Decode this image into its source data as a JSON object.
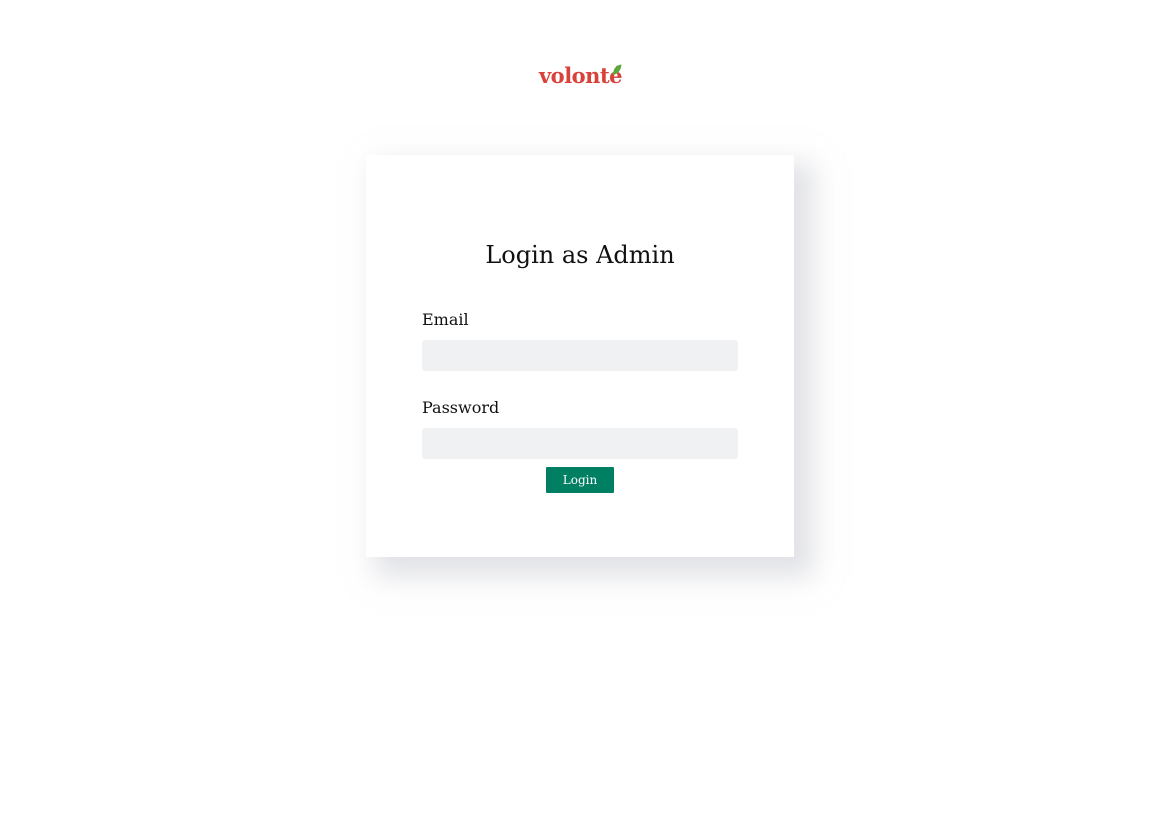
{
  "brand": {
    "logo_text": "volonté",
    "logo_color": "#d9413b",
    "leaf_color": "#5aa83c"
  },
  "login_form": {
    "title": "Login as Admin",
    "email_label": "Email",
    "email_value": "",
    "email_placeholder": "",
    "password_label": "Password",
    "password_value": "",
    "password_placeholder": "",
    "submit_label": "Login",
    "button_color": "#007f62",
    "input_background": "#f0f1f3"
  }
}
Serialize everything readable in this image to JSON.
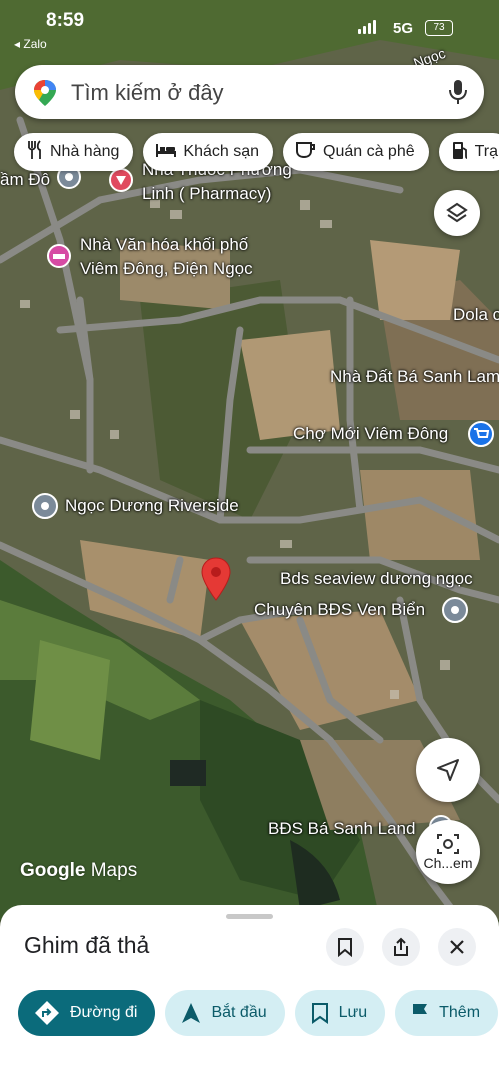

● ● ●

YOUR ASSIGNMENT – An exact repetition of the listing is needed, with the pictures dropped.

YOUR SOLUTION –
Decode this image into its source data as a JSON object.
{
  "brand": {
    "logo_text": "volonté",
    "logo_color": "#d9413b",
    "leaf_color": "#5aa83c"
  },
  "login_form": {
    "title": "Login as Admin",
    "email_label": "Email",
    "email_value": "",
    "email_placeholder": "",
    "password_label": "Password",
    "password_value": "",
    "password_placeholder": "",
    "submit_label": "Login",
    "button_color": "#007f62",
    "input_background": "#f0f1f3"
  }
}
Serialize everything readable in this image to JSON.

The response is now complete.